Channel 9's morning news program showed footage of Australian Prime Minister Julia Gillard stumbling and falling during her official visit to India over and over again — at least 10 times in succession.

Then for “balance” it showed footage of a similar stumble by former PM John Howard (who, unlike Gillard, wasn't wearing high-heeled shoes on grass at the time) — replayed just three times.

GLW Issue 941

Independent journalist, political activist and author Antony Loewenstein discusses his new book After Zionism, at Sydney's Gleebooks on October 2. In discussion with Peter Manning and the audience, Loewenstein covers questions of zionism, one or two state solutions, the Boycott Divestment and Sanctions (BDS) campaign, Israel as an apartheid state, debates in Palestine, Israel and beyond, the Gaza flotillas, and much more.

NSW Coalition Premier Barry O’Farrell has been accused of lying about his pre-election promise to protect farmland and drinking water catchments from the burgeoning coal seam gas (CSG) industry.

The government finally released its Strategic Regional Land Use Policy on September 11. It outlines how the government will manage the CSG industry.
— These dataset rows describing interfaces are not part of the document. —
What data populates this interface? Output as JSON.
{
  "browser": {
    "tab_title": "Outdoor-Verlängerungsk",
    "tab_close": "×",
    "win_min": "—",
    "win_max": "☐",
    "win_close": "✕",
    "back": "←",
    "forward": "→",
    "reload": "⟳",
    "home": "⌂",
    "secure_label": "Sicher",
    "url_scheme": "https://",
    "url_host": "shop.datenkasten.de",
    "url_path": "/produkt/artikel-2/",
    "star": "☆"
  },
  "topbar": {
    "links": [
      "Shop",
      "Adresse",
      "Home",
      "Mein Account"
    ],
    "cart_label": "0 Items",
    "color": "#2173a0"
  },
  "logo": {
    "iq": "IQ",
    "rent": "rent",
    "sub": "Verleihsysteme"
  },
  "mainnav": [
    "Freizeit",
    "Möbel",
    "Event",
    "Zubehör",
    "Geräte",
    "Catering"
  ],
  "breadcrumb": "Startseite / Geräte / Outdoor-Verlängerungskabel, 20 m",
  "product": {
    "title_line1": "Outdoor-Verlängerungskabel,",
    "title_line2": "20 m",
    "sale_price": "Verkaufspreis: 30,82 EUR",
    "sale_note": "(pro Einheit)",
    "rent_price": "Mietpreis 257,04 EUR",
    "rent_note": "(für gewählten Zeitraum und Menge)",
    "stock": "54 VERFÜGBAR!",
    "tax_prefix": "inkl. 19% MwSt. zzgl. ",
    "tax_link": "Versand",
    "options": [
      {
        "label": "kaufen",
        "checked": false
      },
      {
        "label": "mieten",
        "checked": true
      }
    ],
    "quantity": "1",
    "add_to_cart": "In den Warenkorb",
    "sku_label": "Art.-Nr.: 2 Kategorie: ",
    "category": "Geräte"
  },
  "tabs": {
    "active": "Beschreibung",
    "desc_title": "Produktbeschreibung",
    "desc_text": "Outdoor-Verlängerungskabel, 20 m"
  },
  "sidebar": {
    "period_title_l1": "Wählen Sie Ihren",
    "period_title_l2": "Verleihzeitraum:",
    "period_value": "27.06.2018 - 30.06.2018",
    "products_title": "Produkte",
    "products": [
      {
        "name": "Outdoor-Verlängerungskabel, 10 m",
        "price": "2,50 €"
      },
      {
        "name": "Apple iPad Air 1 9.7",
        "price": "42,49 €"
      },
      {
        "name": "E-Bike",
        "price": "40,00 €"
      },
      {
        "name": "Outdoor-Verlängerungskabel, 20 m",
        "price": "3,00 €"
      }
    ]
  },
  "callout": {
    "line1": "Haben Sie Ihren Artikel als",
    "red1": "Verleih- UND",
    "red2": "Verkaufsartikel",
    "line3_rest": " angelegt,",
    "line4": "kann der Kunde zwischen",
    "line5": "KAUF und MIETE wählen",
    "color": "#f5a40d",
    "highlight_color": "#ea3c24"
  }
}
After 18 months of promising to protect sensitive areas such as farms and bushland from the new industry, the policy revealed that no part of NSW has been ruled out for CSG mining and exploration.

Tasmania's upper house voted against equal marriage on September 26. The bill, co-sponsored by Labor Premier Lara Giddings and Greens deputy Nick McKim, passed the lower house on August 30.

But after a two-day debate, eight of the upper house's 15 MLCs voted against the bill, mostly fearing a High Court challenge and claiming that it was a federal and not a state issue.

Serious homophobia was also in play. Former Supreme Court chief justice William Cox said allowing same-sex couples to marry could also lead to same-sex surrogacy and adoption.

Elections are coming up for local councils across Victoria. Many candidates are reflecting community campaigns, but others are reflecting the interests of developers and other business interests.

Because council ballot papers don’t identify candidates’ party affiliation, the Liberal and Labor parties often don’t endorse candidates. Instead, members of the Liberal and Labor parties run as “independents”.